## Work required:
Which lines hold the string "interested"? Copy each of them from the material below.

*** Entries shown ***

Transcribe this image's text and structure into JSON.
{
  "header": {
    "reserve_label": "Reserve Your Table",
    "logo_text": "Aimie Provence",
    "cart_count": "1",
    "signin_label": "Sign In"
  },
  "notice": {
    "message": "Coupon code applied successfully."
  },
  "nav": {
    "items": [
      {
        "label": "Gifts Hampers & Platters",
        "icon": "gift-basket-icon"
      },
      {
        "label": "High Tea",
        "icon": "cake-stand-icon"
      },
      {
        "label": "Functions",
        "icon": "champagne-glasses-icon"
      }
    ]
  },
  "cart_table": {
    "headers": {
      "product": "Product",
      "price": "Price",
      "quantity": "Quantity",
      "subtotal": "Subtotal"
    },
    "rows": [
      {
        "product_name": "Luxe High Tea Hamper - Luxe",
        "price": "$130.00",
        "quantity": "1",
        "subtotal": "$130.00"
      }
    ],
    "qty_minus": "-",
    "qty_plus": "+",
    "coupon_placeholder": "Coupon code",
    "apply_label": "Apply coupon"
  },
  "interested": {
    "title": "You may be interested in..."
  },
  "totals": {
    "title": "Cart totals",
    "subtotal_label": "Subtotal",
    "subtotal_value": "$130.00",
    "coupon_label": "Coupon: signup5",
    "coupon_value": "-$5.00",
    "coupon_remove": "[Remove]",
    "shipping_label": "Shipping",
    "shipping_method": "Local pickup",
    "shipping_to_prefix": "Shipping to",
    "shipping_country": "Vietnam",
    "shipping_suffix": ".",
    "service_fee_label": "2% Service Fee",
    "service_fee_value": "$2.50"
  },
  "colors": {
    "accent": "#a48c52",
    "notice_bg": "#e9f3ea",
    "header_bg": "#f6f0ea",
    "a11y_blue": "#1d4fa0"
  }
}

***

## Task result:
  "interested": {
    "title": "You may be interested in..."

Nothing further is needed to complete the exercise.